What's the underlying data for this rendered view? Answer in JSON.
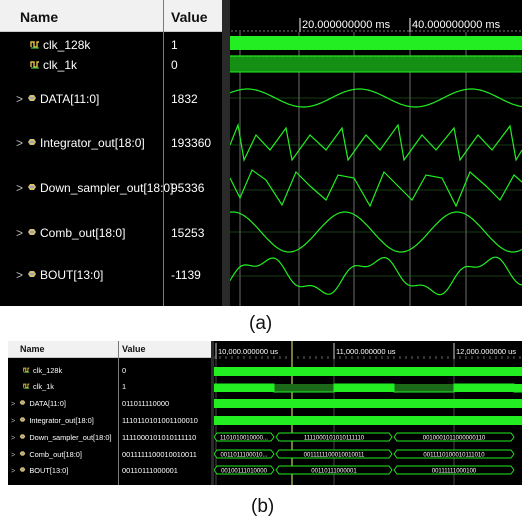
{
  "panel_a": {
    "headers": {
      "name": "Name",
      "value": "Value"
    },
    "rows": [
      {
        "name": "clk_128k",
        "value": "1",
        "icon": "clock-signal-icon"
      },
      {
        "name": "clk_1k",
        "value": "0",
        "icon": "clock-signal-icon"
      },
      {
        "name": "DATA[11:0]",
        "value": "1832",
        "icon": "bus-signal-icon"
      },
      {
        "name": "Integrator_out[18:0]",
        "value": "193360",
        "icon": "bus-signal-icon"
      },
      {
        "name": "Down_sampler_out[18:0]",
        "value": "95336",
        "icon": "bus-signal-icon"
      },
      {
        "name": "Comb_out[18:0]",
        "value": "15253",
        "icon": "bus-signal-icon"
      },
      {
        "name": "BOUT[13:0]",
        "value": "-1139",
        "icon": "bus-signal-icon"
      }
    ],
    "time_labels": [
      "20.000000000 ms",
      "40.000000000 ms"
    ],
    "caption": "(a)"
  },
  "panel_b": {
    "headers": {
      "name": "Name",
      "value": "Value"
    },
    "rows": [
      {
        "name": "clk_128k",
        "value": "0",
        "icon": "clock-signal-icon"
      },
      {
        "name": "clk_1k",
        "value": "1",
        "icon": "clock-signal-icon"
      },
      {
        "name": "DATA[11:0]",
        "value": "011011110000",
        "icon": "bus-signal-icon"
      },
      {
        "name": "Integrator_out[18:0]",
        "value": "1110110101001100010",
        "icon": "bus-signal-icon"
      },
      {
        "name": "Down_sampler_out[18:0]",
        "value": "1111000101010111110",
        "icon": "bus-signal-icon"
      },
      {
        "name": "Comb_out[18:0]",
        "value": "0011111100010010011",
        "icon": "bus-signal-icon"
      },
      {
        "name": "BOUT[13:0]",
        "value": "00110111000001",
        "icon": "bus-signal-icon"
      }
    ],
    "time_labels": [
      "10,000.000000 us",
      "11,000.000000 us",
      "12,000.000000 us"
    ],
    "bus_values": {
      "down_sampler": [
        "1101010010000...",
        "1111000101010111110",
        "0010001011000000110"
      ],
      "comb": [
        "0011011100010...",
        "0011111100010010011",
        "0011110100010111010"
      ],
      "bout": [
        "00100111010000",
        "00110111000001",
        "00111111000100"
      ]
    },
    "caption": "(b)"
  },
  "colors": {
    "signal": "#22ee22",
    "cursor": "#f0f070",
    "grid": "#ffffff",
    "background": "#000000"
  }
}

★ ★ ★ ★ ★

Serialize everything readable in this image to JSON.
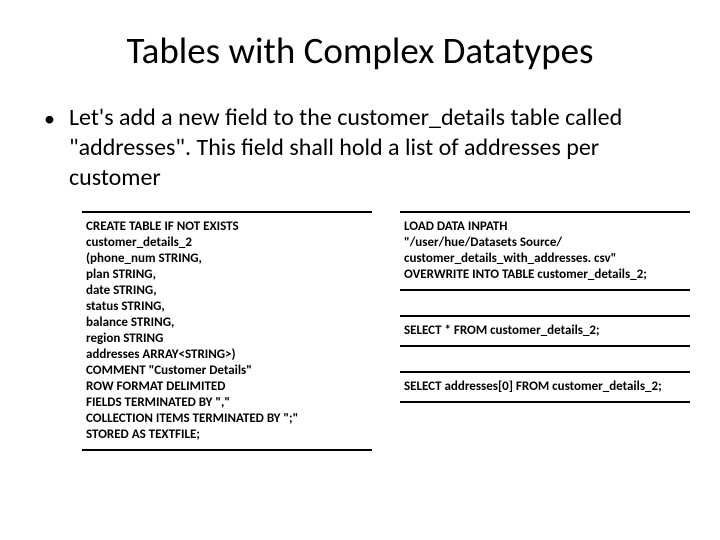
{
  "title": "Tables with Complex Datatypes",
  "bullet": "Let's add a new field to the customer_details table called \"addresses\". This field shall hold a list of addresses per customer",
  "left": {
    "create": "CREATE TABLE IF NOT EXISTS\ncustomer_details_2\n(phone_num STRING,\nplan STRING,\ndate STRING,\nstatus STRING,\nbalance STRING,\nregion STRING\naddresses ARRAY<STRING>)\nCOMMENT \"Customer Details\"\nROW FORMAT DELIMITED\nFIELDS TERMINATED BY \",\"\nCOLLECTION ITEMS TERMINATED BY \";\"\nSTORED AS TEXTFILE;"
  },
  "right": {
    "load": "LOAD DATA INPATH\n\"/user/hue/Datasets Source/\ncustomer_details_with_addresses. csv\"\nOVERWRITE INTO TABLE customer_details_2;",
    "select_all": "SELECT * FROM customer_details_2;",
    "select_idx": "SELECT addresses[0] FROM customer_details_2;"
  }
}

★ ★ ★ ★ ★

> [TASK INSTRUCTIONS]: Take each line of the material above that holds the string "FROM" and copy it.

> [RESPONSE AREA]:
    "select_all": "SELECT * FROM customer_details_2;",
    "select_idx": "SELECT addresses[0] FROM customer_details_2;"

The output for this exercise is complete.